TASK ITEM
Output the records precisely as they stand. Pictures are to be skipped.

Items listed in a dataset
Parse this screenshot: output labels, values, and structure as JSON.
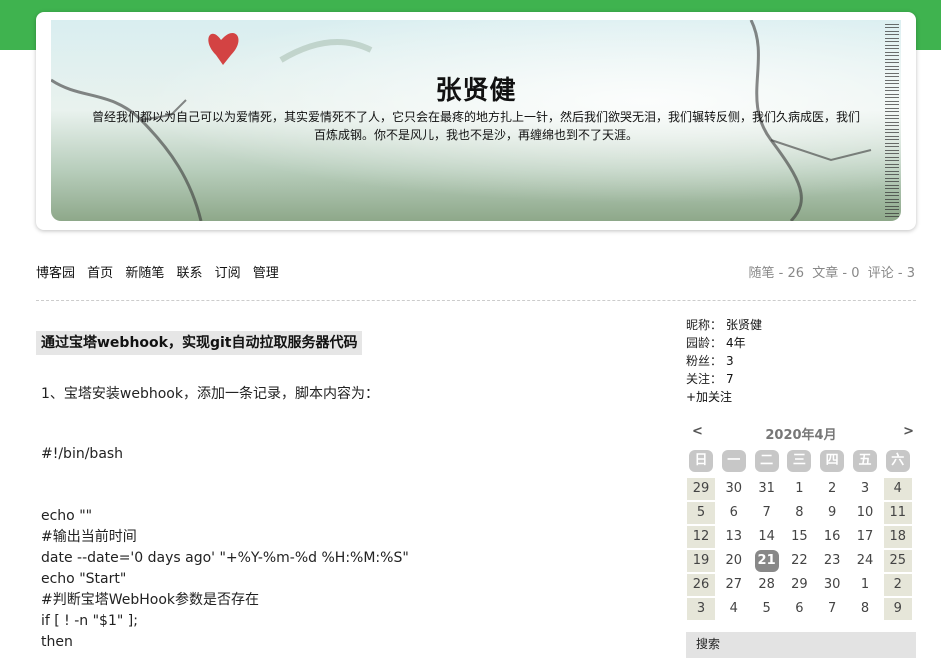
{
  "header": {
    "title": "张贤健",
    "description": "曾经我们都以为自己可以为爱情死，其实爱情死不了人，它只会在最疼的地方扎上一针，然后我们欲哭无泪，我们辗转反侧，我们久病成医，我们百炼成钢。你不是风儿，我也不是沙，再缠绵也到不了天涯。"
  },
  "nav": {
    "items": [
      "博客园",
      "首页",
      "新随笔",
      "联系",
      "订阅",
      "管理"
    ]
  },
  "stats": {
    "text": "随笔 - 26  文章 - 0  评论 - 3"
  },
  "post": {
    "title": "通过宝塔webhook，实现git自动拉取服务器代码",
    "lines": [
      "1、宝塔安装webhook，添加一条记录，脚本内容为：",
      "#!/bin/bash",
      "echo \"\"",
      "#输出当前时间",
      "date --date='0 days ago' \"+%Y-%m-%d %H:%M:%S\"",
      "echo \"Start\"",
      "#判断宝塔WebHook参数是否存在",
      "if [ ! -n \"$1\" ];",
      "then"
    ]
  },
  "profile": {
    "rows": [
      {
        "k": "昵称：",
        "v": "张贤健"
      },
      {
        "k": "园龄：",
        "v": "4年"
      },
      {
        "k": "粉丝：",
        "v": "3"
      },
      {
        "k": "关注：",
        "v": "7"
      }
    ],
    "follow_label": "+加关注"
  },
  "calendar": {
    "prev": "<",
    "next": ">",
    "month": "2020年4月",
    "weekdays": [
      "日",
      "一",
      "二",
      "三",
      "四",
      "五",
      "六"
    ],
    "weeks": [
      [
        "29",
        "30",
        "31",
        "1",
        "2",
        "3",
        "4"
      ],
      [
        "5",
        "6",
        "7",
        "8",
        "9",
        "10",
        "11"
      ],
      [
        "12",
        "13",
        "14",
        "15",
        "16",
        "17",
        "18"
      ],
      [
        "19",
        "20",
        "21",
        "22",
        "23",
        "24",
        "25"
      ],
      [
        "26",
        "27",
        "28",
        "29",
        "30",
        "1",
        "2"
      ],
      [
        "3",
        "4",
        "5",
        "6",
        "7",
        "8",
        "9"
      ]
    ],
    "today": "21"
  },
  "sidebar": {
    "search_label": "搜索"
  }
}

SOLVED PROBLEM
Parse this screenshot: output labels, values, and structure as JSON.
{
  "header": {
    "title": "张贤健",
    "description": "曾经我们都以为自己可以为爱情死，其实爱情死不了人，它只会在最疼的地方扎上一针，然后我们欲哭无泪，我们辗转反侧，我们久病成医，我们百炼成钢。你不是风儿，我也不是沙，再缠绵也到不了天涯。"
  },
  "nav": {
    "items": [
      "博客园",
      "首页",
      "新随笔",
      "联系",
      "订阅",
      "管理"
    ]
  },
  "stats": {
    "text": "随笔 - 26  文章 - 0  评论 - 3"
  },
  "post": {
    "title": "通过宝塔webhook，实现git自动拉取服务器代码",
    "lines": [
      "1、宝塔安装webhook，添加一条记录，脚本内容为：",
      "#!/bin/bash",
      "echo \"\"",
      "#输出当前时间",
      "date --date='0 days ago' \"+%Y-%m-%d %H:%M:%S\"",
      "echo \"Start\"",
      "#判断宝塔WebHook参数是否存在",
      "if [ ! -n \"$1\" ];",
      "then"
    ]
  },
  "profile": {
    "rows": [
      {
        "k": "昵称：",
        "v": "张贤健"
      },
      {
        "k": "园龄：",
        "v": "4年"
      },
      {
        "k": "粉丝：",
        "v": "3"
      },
      {
        "k": "关注：",
        "v": "7"
      }
    ],
    "follow_label": "+加关注"
  },
  "calendar": {
    "prev": "<",
    "next": ">",
    "month": "2020年4月",
    "weekdays": [
      "日",
      "一",
      "二",
      "三",
      "四",
      "五",
      "六"
    ],
    "weeks": [
      [
        "29",
        "30",
        "31",
        "1",
        "2",
        "3",
        "4"
      ],
      [
        "5",
        "6",
        "7",
        "8",
        "9",
        "10",
        "11"
      ],
      [
        "12",
        "13",
        "14",
        "15",
        "16",
        "17",
        "18"
      ],
      [
        "19",
        "20",
        "21",
        "22",
        "23",
        "24",
        "25"
      ],
      [
        "26",
        "27",
        "28",
        "29",
        "30",
        "1",
        "2"
      ],
      [
        "3",
        "4",
        "5",
        "6",
        "7",
        "8",
        "9"
      ]
    ],
    "today": "21"
  },
  "sidebar": {
    "search_label": "搜索"
  }
}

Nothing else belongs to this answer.